**Exercise:** Look through the data below and show every line that includes "name".

········

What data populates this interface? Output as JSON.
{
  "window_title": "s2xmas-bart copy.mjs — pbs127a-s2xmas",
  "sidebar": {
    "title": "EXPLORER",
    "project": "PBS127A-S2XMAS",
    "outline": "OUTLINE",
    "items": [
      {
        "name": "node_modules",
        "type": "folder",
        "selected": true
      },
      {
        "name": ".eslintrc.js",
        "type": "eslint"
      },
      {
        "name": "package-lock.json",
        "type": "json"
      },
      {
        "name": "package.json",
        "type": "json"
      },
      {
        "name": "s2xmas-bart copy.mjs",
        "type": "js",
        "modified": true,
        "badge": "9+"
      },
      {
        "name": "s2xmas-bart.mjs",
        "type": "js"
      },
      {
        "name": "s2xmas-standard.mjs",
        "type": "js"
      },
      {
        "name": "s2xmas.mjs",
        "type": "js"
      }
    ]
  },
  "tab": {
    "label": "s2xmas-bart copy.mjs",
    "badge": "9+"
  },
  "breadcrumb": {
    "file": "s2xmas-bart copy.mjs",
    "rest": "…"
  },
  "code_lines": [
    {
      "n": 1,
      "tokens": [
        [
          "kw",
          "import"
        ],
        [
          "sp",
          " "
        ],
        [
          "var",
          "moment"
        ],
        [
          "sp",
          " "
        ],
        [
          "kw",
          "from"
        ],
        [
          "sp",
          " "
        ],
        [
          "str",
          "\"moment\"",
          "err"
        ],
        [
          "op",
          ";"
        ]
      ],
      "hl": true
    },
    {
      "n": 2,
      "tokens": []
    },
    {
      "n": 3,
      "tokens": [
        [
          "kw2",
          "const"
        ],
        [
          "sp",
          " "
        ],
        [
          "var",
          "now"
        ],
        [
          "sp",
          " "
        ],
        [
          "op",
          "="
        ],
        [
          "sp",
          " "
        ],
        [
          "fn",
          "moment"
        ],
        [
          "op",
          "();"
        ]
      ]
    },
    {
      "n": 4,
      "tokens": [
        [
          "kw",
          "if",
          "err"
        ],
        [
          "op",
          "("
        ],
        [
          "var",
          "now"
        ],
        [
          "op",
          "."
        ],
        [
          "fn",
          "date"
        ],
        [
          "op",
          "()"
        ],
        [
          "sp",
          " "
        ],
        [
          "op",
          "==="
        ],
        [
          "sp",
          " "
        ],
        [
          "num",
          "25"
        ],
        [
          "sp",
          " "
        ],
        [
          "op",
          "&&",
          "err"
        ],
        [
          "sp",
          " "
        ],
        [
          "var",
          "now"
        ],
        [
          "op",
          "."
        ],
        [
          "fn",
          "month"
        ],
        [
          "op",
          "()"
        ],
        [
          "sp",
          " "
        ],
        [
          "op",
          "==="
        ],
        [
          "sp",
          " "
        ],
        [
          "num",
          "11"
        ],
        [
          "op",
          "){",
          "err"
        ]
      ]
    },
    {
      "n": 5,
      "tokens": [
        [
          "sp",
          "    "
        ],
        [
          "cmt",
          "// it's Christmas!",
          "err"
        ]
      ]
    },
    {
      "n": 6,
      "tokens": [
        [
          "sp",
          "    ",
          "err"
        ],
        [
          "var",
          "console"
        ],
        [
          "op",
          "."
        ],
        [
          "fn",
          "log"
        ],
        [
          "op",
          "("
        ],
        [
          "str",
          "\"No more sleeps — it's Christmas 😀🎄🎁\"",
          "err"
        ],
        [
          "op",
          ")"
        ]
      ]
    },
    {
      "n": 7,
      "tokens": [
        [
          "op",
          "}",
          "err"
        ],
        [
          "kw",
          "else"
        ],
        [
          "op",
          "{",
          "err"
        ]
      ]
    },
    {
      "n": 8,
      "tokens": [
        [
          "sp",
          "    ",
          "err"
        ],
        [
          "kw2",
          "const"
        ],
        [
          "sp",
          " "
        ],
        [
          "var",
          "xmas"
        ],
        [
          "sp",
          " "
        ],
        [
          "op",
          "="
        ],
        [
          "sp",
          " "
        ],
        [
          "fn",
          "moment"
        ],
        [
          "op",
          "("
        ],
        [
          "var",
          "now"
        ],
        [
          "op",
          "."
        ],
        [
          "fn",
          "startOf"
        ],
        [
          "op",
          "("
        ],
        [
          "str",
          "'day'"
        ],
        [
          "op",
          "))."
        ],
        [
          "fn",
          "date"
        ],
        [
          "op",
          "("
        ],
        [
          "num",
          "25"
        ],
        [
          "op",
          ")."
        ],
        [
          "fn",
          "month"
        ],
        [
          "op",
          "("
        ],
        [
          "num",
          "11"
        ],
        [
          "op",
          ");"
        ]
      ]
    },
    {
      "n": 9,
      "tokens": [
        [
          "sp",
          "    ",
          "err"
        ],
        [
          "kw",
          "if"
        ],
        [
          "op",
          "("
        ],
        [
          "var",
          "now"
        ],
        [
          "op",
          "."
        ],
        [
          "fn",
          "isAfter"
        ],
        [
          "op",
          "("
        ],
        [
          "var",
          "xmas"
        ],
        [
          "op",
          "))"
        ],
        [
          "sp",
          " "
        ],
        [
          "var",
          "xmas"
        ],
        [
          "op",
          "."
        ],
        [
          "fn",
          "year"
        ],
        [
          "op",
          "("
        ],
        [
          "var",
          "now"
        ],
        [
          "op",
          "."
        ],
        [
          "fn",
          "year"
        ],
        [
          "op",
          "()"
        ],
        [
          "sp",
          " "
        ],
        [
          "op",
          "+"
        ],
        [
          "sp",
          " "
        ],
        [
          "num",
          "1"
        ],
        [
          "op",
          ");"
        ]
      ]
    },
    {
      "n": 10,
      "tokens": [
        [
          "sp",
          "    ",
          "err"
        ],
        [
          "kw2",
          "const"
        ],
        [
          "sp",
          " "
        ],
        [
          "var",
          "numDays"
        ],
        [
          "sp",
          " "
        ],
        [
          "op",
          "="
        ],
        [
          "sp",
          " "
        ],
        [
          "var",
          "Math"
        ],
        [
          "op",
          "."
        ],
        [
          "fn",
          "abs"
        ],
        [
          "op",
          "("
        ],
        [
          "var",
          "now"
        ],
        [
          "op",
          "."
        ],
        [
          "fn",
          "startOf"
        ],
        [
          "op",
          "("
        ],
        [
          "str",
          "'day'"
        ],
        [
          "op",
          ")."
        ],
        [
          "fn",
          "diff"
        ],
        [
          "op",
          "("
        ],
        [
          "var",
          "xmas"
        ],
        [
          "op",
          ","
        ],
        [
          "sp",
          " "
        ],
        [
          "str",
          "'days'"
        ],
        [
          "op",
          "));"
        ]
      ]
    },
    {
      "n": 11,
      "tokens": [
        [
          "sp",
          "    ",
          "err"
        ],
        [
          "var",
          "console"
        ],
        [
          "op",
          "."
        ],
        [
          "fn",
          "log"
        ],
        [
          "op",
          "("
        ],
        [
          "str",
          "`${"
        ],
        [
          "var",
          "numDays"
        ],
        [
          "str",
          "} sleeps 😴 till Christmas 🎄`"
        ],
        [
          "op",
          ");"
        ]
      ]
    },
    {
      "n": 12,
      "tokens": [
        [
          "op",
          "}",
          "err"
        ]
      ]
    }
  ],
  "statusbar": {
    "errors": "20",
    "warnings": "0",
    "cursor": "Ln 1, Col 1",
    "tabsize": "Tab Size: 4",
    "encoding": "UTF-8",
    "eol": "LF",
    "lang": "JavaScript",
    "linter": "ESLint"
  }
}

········

**Result of the task:**
        "name": "node_modules",
        "name": ".eslintrc.js",
        "name": "package-lock.json",
        "name": "package.json",
        "name": "s2xmas-bart copy.mjs",
        "name": "s2xmas-bart.mjs",
        "name": "s2xmas-standard.mjs",
        "name": "s2xmas.mjs",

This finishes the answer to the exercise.